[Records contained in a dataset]
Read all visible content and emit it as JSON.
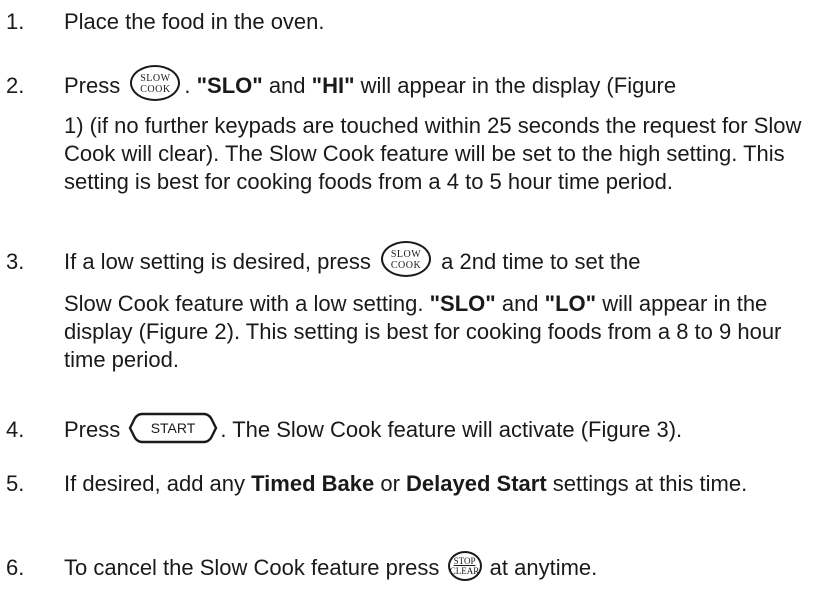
{
  "steps": [
    {
      "number": "1.",
      "line1": "Place the food in the oven."
    },
    {
      "number": "2.",
      "pre": "Press",
      "key": {
        "top": "SLOW",
        "bottom": "COOK"
      },
      "post_a": ". ",
      "bold_a": "\"SLO\"",
      "mid_a": " and ",
      "bold_b": "\"HI\"",
      "post_b": " will appear in the display  (Figure",
      "body": "1) (if no further keypads are touched within 25 seconds the request for Slow Cook will clear). The Slow Cook feature will be set to the  high setting. This setting is best for cooking foods from a 4 to 5 hour time period."
    },
    {
      "number": "3.",
      "pre": "If a low setting is desired, press",
      "key": {
        "top": "SLOW",
        "bottom": "COOK"
      },
      "post": " a 2nd time to set the",
      "body_a": "Slow Cook feature with a low setting.  ",
      "bold_a": "\"SLO\"",
      "mid_a": " and ",
      "bold_b": "\"LO\"",
      "body_b": " will appear in the display  (Figure 2). This setting is best for cooking foods from a 8 to 9 hour time period."
    },
    {
      "number": "4.",
      "pre": "Press",
      "key": "START",
      "post": ". The Slow Cook feature will activate (Figure 3)."
    },
    {
      "number": "5.",
      "pre": "If desired, add any ",
      "bold_a": "Timed Bake",
      "mid": " or ",
      "bold_b": "Delayed Start",
      "post": " settings at this time."
    },
    {
      "number": "6.",
      "pre": "To cancel the Slow Cook feature press",
      "key": {
        "top": "STOP",
        "bottom": "CLEAR"
      },
      "post": " at anytime."
    }
  ]
}
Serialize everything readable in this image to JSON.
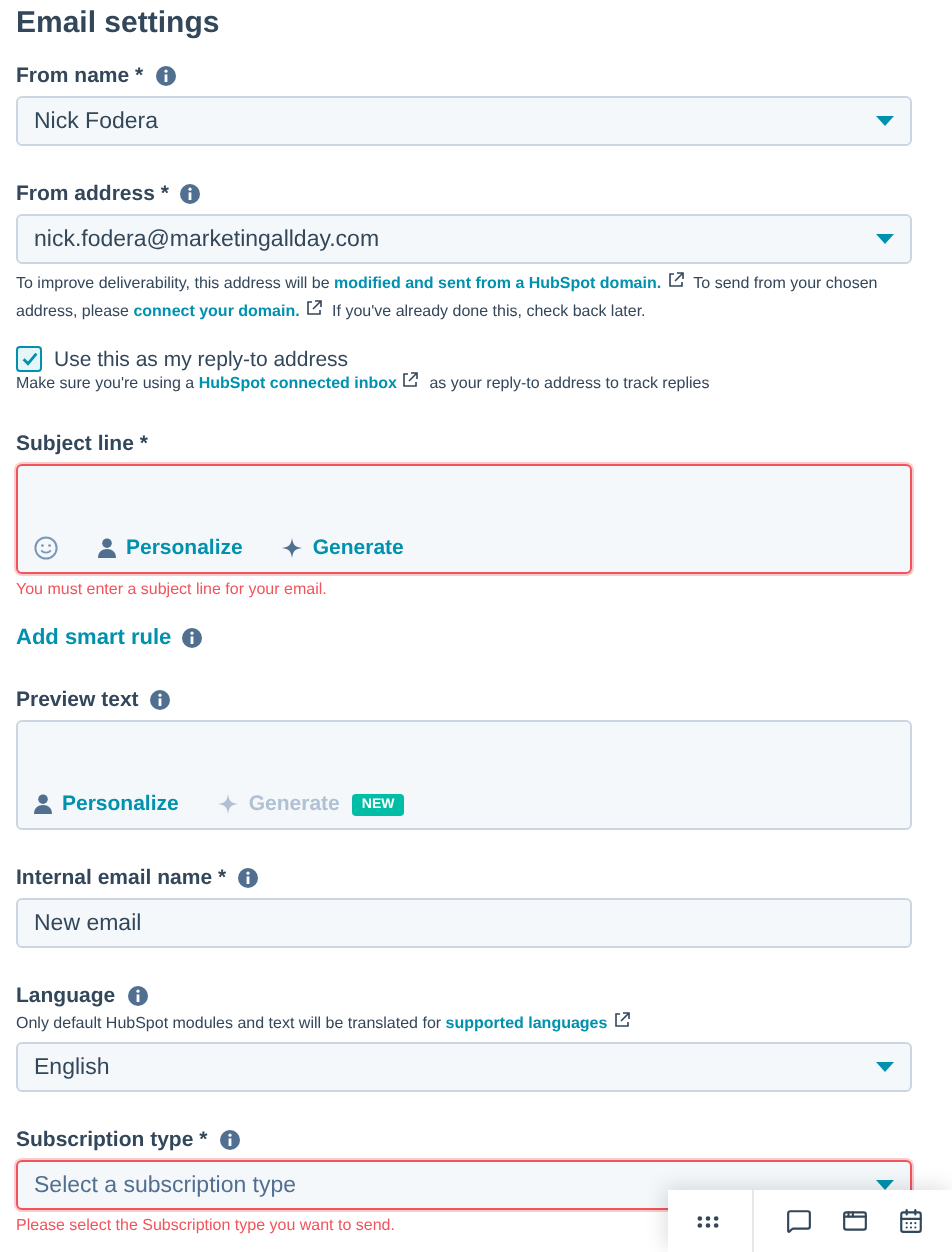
{
  "title": "Email settings",
  "sections": [
    {
      "kind": "select",
      "label": "From name *",
      "info": true,
      "value": "Nick Fodera",
      "invalid": false
    },
    {
      "kind": "select",
      "label": "From address *",
      "info": true,
      "value": "nick.fodera@marketingallday.com",
      "invalid": false,
      "help": [
        {
          "kind": "text",
          "text": "To improve deliverability, this address will be "
        },
        {
          "kind": "link",
          "text": "modified and sent from a HubSpot domain.",
          "external": true
        },
        {
          "kind": "text",
          "text": " To send from your chosen address, please "
        },
        {
          "kind": "link",
          "text": "connect your domain.",
          "external": true
        },
        {
          "kind": "text",
          "text": " If you've already done this, check back later."
        }
      ]
    },
    {
      "kind": "checkbox",
      "label": "Use this as my reply-to address",
      "checked": true,
      "help": [
        {
          "kind": "text",
          "text": "Make sure you're using a "
        },
        {
          "kind": "link",
          "text": "HubSpot connected inbox",
          "external": true
        },
        {
          "kind": "text",
          "text": " as your reply-to address to track replies"
        }
      ]
    },
    {
      "kind": "editor",
      "label": "Subject line *",
      "invalid": true,
      "tools": [
        {
          "kind": "emoji",
          "disabled": false
        },
        {
          "kind": "personalize",
          "label": "Personalize",
          "disabled": false
        },
        {
          "kind": "generate",
          "label": "Generate",
          "disabled": false
        }
      ],
      "error": "You must enter a subject line for your email."
    },
    {
      "kind": "smart_rule",
      "label": "Add smart rule",
      "info": true
    },
    {
      "kind": "editor",
      "label": "Preview text",
      "info": true,
      "invalid": false,
      "tools": [
        {
          "kind": "personalize",
          "label": "Personalize",
          "disabled": false
        },
        {
          "kind": "generate",
          "label": "Generate",
          "disabled": true,
          "badge": "NEW"
        }
      ]
    },
    {
      "kind": "input",
      "label": "Internal email name *",
      "info": true,
      "value": "New email",
      "invalid": false
    },
    {
      "kind": "select",
      "label": "Language",
      "info": true,
      "value": "English",
      "invalid": false,
      "description": [
        {
          "kind": "text",
          "text": "Only default HubSpot modules and text will be translated for "
        },
        {
          "kind": "link",
          "text": "supported languages",
          "external": true
        }
      ]
    },
    {
      "kind": "select",
      "label": "Subscription type *",
      "info": true,
      "placeholder": "Select a subscription type",
      "invalid": true,
      "error": "Please select the Subscription type you want to send."
    }
  ]
}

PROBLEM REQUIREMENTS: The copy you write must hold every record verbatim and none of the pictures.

RESULT:
Read all visible content and emit it as JSON.
{
  "steps": [
    {
      "number": "1.",
      "line1": "Place the food in the oven."
    },
    {
      "number": "2.",
      "pre": "Press",
      "key": {
        "top": "SLOW",
        "bottom": "COOK"
      },
      "post_a": ". ",
      "bold_a": "\"SLO\"",
      "mid_a": " and ",
      "bold_b": "\"HI\"",
      "post_b": " will appear in the display  (Figure",
      "body": "1) (if no further keypads are touched within 25 seconds the request for Slow Cook will clear). The Slow Cook feature will be set to the  high setting. This setting is best for cooking foods from a 4 to 5 hour time period."
    },
    {
      "number": "3.",
      "pre": "If a low setting is desired, press",
      "key": {
        "top": "SLOW",
        "bottom": "COOK"
      },
      "post": " a 2nd time to set the",
      "body_a": "Slow Cook feature with a low setting.  ",
      "bold_a": "\"SLO\"",
      "mid_a": " and ",
      "bold_b": "\"LO\"",
      "body_b": " will appear in the display  (Figure 2). This setting is best for cooking foods from a 8 to 9 hour time period."
    },
    {
      "number": "4.",
      "pre": "Press",
      "key": "START",
      "post": ". The Slow Cook feature will activate (Figure 3)."
    },
    {
      "number": "5.",
      "pre": "If desired, add any ",
      "bold_a": "Timed Bake",
      "mid": " or ",
      "bold_b": "Delayed Start",
      "post": " settings at this time."
    },
    {
      "number": "6.",
      "pre": "To cancel the Slow Cook feature press",
      "key": {
        "top": "STOP",
        "bottom": "CLEAR"
      },
      "post": " at anytime."
    }
  ]
}
Serialize everything readable in this image to JSON.
{
  "title": "Email settings",
  "sections": [
    {
      "kind": "select",
      "label": "From name *",
      "info": true,
      "value": "Nick Fodera",
      "invalid": false
    },
    {
      "kind": "select",
      "label": "From address *",
      "info": true,
      "value": "nick.fodera@marketingallday.com",
      "invalid": false,
      "help": [
        {
          "kind": "text",
          "text": "To improve deliverability, this address will be "
        },
        {
          "kind": "link",
          "text": "modified and sent from a HubSpot domain.",
          "external": true
        },
        {
          "kind": "text",
          "text": " To send from your chosen address, please "
        },
        {
          "kind": "link",
          "text": "connect your domain.",
          "external": true
        },
        {
          "kind": "text",
          "text": " If you've already done this, check back later."
        }
      ]
    },
    {
      "kind": "checkbox",
      "label": "Use this as my reply-to address",
      "checked": true,
      "help": [
        {
          "kind": "text",
          "text": "Make sure you're using a "
        },
        {
          "kind": "link",
          "text": "HubSpot connected inbox",
          "external": true
        },
        {
          "kind": "text",
          "text": " as your reply-to address to track replies"
        }
      ]
    },
    {
      "kind": "editor",
      "label": "Subject line *",
      "invalid": true,
      "tools": [
        {
          "kind": "emoji",
          "disabled": false
        },
        {
          "kind": "personalize",
          "label": "Personalize",
          "disabled": false
        },
        {
          "kind": "generate",
          "label": "Generate",
          "disabled": false
        }
      ],
      "error": "You must enter a subject line for your email."
    },
    {
      "kind": "smart_rule",
      "label": "Add smart rule",
      "info": true
    },
    {
      "kind": "editor",
      "label": "Preview text",
      "info": true,
      "invalid": false,
      "tools": [
        {
          "kind": "personalize",
          "label": "Personalize",
          "disabled": false
        },
        {
          "kind": "generate",
          "label": "Generate",
          "disabled": true,
          "badge": "NEW"
        }
      ]
    },
    {
      "kind": "input",
      "label": "Internal email name *",
      "info": true,
      "value": "New email",
      "invalid": false
    },
    {
      "kind": "select",
      "label": "Language",
      "info": true,
      "value": "English",
      "invalid": false,
      "description": [
        {
          "kind": "text",
          "text": "Only default HubSpot modules and text will be translated for "
        },
        {
          "kind": "link",
          "text": "supported languages",
          "external": true
        }
      ]
    },
    {
      "kind": "select",
      "label": "Subscription type *",
      "info": true,
      "placeholder": "Select a subscription type",
      "invalid": true,
      "error": "Please select the Subscription type you want to send."
    }
  ]
}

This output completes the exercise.